"At the same time every year gardeners around the world buy millions of tons of growing media, soil conditioners, and mulching materials, much of it based on peat. A high proportion of this could be replaced, free of charge, if gardeners started recycling what they now simply throw away.

"Incinerated waste is returned immediately to the air as carbon dioxide (CO2) and other gases, causing air pollution and contributing to global warming. [We on the Vineyard hear persistent rumors that our carefully sorted recyclables are driven to SEMASS, upwind of us, and directly incinerated.] Organic matter in landfills also slowly decays, but the main product is methane, an even worse greenhouse gas than CO2, and 25 percent of US methane emissions come from biodegradable waste in landfill sites.

"The soil is the safest place for waste organic matter. Once returned to temperate soils as compost, some organic matter stays there, often for a long time. More widespread use of compost by farmers and gardeners could make a small but significant contribution to the commitments... to reduce CO2 emissions."

In five chapters, Thompson amusingly and lightly delivers all the information the insecure or perplexed composter needs to get on with it: understanding compost; "making compost"; "compost bins"; "using compost"; and lastly, "no piles? no problem" (green manures). The volume concludes with resources pages and an index. I am donating the review copy of "Compost" to the West Tisbury Free Public Library, where its information is accessible to the widest readership.

Quite different but equally useful is a book with a great title: "Let It Rot! The Gardener's Guide to Composting" by Stu Campbell (Down-to-Earth Guides series, Storey Publishing, 1998, 153 ppg, $12.95.) The Down-to-Earth series aims to publish practical information that encourages personal independence in harmony with the environment.

"Let It Rot!' is denser in technical and informational details than the previous book and a little more daunting: many more tables of facts and figures, and compost systems and bin designs, all to delight the competent backyard DIY handyperson. More specific information is offered: for example, tables on carbon-to-nitrogen ratios of individual compostables, composition of natural fertilizer materials, cover crops, to cite a few. The back of the book contains lists of resources and an index. This is the volume for gardeners or compost geeks looking for information to help them refine their techniques or tailor their compost for specific uses.

Compact or in-town properties sometimes lack the space for compost piles. More often, it is the owners, blind to the benefits of their own compost, who do not agree to let their property digest the waste it produces.

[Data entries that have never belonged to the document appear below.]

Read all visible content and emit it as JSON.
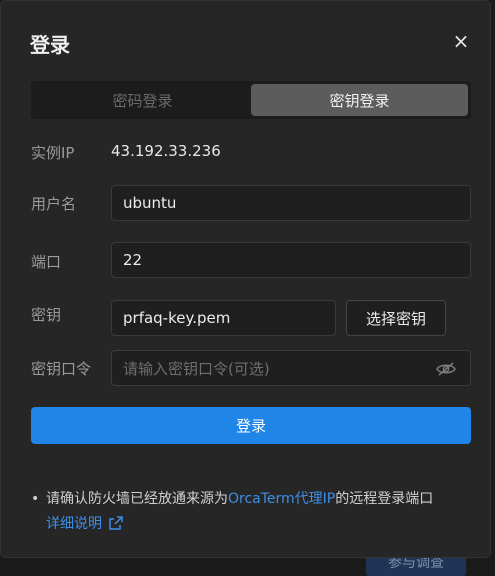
{
  "dialog": {
    "title": "登录",
    "close_icon": "×"
  },
  "tabs": [
    {
      "label": "密码登录",
      "active": false
    },
    {
      "label": "密钥登录",
      "active": true
    }
  ],
  "form": {
    "instance_ip": {
      "label": "实例IP",
      "value": "43.192.33.236"
    },
    "username": {
      "label": "用户名",
      "value": "ubuntu"
    },
    "port": {
      "label": "端口",
      "value": "22"
    },
    "key": {
      "label": "密钥",
      "value": "prfaq-key.pem",
      "select_button": "选择密钥"
    },
    "passphrase": {
      "label": "密钥口令",
      "placeholder": "请输入密钥口令(可选)",
      "icon": "eye-off-icon"
    }
  },
  "login_button": "登录",
  "notice": {
    "text_before": "请确认防火墙已经放通来源为",
    "link": "OrcaTerm代理IP",
    "text_after": "的远程登录端口",
    "detail_link": "详细说明"
  },
  "background": {
    "partial_button": "参与调查"
  },
  "colors": {
    "primary": "#1f86e8",
    "link": "#3c8ee8",
    "dialog_bg": "#262626"
  }
}
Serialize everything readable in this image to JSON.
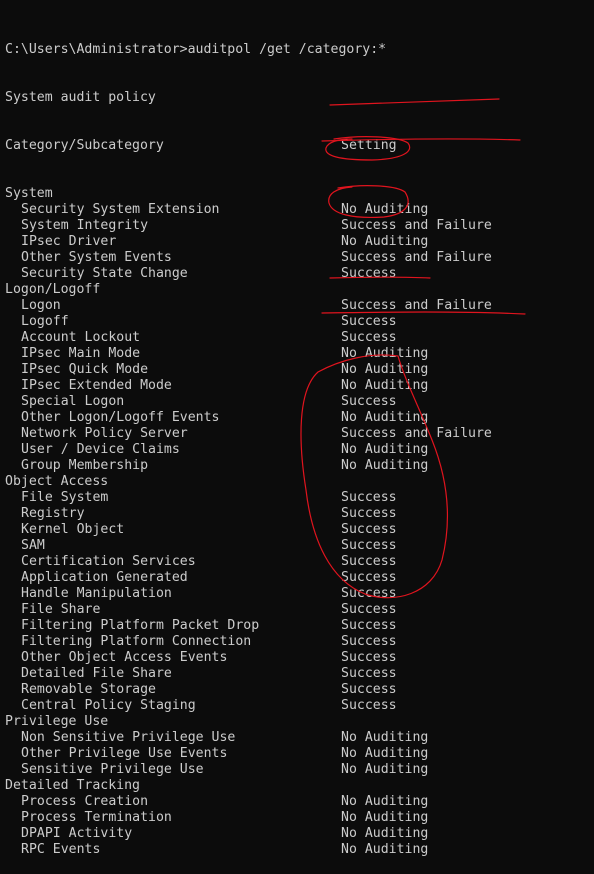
{
  "command": "C:\\Users\\Administrator>auditpol /get /category:*",
  "title": "System audit policy",
  "header": {
    "col1": "Category/Subcategory",
    "col2": "Setting"
  },
  "categories": [
    {
      "name": "System",
      "items": [
        {
          "name": "Security System Extension",
          "setting": "No Auditing"
        },
        {
          "name": "System Integrity",
          "setting": "Success and Failure"
        },
        {
          "name": "IPsec Driver",
          "setting": "No Auditing"
        },
        {
          "name": "Other System Events",
          "setting": "Success and Failure"
        },
        {
          "name": "Security State Change",
          "setting": "Success"
        }
      ]
    },
    {
      "name": "Logon/Logoff",
      "items": [
        {
          "name": "Logon",
          "setting": "Success and Failure"
        },
        {
          "name": "Logoff",
          "setting": "Success"
        },
        {
          "name": "Account Lockout",
          "setting": "Success"
        },
        {
          "name": "IPsec Main Mode",
          "setting": "No Auditing"
        },
        {
          "name": "IPsec Quick Mode",
          "setting": "No Auditing"
        },
        {
          "name": "IPsec Extended Mode",
          "setting": "No Auditing"
        },
        {
          "name": "Special Logon",
          "setting": "Success"
        },
        {
          "name": "Other Logon/Logoff Events",
          "setting": "No Auditing"
        },
        {
          "name": "Network Policy Server",
          "setting": "Success and Failure"
        },
        {
          "name": "User / Device Claims",
          "setting": "No Auditing"
        },
        {
          "name": "Group Membership",
          "setting": "No Auditing"
        }
      ]
    },
    {
      "name": "Object Access",
      "items": [
        {
          "name": "File System",
          "setting": "Success"
        },
        {
          "name": "Registry",
          "setting": "Success"
        },
        {
          "name": "Kernel Object",
          "setting": "Success"
        },
        {
          "name": "SAM",
          "setting": "Success"
        },
        {
          "name": "Certification Services",
          "setting": "Success"
        },
        {
          "name": "Application Generated",
          "setting": "Success"
        },
        {
          "name": "Handle Manipulation",
          "setting": "Success"
        },
        {
          "name": "File Share",
          "setting": "Success"
        },
        {
          "name": "Filtering Platform Packet Drop",
          "setting": "Success"
        },
        {
          "name": "Filtering Platform Connection",
          "setting": "Success"
        },
        {
          "name": "Other Object Access Events",
          "setting": "Success"
        },
        {
          "name": "Detailed File Share",
          "setting": "Success"
        },
        {
          "name": "Removable Storage",
          "setting": "Success"
        },
        {
          "name": "Central Policy Staging",
          "setting": "Success"
        }
      ]
    },
    {
      "name": "Privilege Use",
      "items": [
        {
          "name": "Non Sensitive Privilege Use",
          "setting": "No Auditing"
        },
        {
          "name": "Other Privilege Use Events",
          "setting": "No Auditing"
        },
        {
          "name": "Sensitive Privilege Use",
          "setting": "No Auditing"
        }
      ]
    },
    {
      "name": "Detailed Tracking",
      "items": [
        {
          "name": "Process Creation",
          "setting": "No Auditing"
        },
        {
          "name": "Process Termination",
          "setting": "No Auditing"
        },
        {
          "name": "DPAPI Activity",
          "setting": "No Auditing"
        },
        {
          "name": "RPC Events",
          "setting": "No Auditing"
        }
      ]
    }
  ],
  "colors": {
    "background": "#0c0c0c",
    "text": "#cccccc",
    "annotation": "#e0141e"
  }
}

The gardener or landscaper becomes responsible for disposing of it. We take a certain amount to Keene's pit or Morning Glory Farm, but also bring the lighter stuff, leaves and smaller pruned branches, back here. Ah, the pity of it all! (heh heh.)

The accompanying before-and-after photos show how one's own place can swallow up a great deal of waste organic matter. The brush pile was generated over the latter part of the summer and through the fall. Material was simply unloaded and piled up as well as possible, continuously drying out and packing down. A Bobcat was run over it about two weeks ago. A good amount has already turned into to-die-for brown humus/mulch.

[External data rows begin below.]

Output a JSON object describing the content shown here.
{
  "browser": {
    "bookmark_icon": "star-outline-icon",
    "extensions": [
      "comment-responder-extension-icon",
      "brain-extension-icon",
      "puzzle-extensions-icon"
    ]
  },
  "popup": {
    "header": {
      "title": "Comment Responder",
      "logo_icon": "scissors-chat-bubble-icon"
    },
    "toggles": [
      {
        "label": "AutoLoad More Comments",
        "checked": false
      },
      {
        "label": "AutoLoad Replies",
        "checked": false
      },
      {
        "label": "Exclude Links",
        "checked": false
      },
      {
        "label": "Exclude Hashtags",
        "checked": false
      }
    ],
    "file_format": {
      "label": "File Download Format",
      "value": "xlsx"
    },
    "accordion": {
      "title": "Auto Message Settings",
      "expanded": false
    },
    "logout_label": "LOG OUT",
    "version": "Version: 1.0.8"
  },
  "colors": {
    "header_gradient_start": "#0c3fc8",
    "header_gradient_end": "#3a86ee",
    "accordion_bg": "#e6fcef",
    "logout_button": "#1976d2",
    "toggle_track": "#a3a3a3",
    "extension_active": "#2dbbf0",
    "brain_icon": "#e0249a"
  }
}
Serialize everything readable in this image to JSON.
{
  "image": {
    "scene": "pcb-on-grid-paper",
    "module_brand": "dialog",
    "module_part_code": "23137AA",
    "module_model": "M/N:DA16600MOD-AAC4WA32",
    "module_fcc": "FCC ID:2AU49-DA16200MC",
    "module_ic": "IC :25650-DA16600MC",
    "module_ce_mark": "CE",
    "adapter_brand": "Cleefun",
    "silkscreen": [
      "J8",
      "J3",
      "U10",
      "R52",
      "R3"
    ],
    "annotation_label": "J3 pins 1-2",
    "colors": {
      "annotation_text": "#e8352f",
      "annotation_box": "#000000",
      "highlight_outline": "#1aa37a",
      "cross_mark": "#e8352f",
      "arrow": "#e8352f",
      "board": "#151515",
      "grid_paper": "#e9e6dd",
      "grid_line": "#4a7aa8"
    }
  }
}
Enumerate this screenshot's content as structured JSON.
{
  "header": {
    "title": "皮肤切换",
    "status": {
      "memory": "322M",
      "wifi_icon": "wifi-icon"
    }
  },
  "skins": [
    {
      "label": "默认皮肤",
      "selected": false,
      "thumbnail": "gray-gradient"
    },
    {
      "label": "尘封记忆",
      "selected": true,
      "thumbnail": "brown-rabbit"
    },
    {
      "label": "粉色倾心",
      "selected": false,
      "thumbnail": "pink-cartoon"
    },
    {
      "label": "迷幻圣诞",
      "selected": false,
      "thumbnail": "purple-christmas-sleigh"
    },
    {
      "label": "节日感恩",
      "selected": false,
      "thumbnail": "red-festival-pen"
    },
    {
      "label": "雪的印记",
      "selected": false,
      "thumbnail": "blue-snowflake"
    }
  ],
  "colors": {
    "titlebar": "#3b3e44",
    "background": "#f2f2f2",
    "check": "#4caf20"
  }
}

After attending New England Grows last week I returned home lugging a briefcase stuffed with business cards, publicity handouts, and plant lists: so much information to attempt to integrate and fashion into usable bytes. Attendees I talked to were all pleased that the organizers had enlisted speakers representing alternative or organic practices. The educational conference produced informative speakers on mulch use, and conventional methods of control vs. organic ones. Some great plant geeks spoke: author and plantsman C. Colston Burrell, Todd Forrest of New York Botanical Garden, Dale Hendricks of North Creek Nurseries, and Cassian Schmidt, director of the Herrmanshof Garden of Germany.

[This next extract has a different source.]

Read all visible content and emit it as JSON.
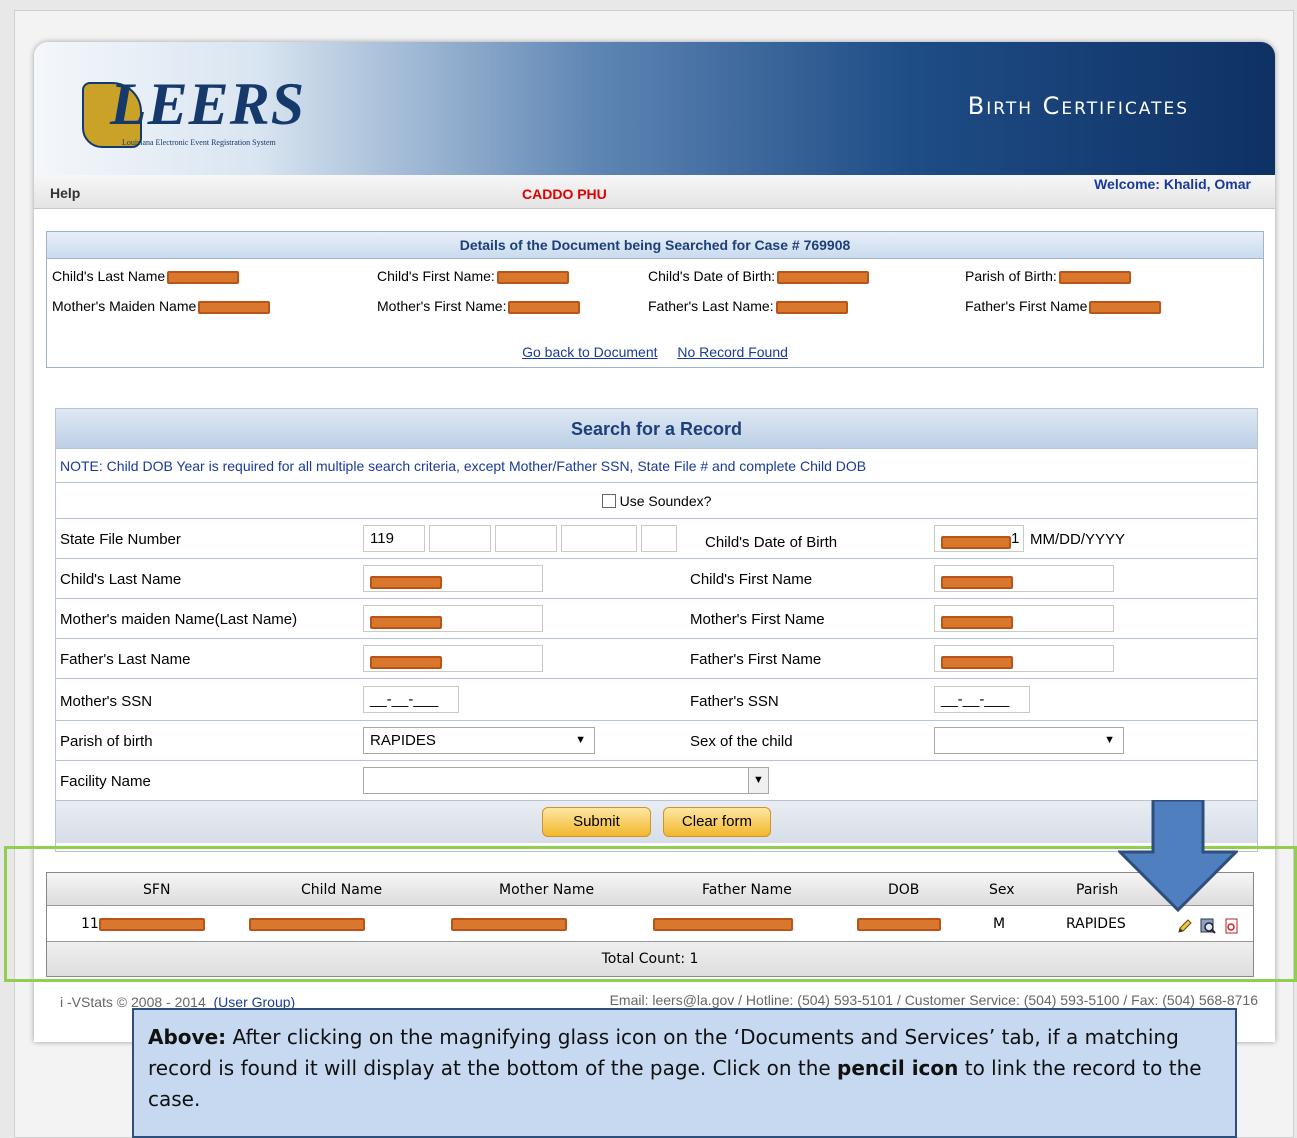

Stay tuned next for the New England Spring Flower Show at the Bayside Expo Center, March 17-25, with a wonderful line-up of speakers, including Tim Boland of Polly Hill Arboretum.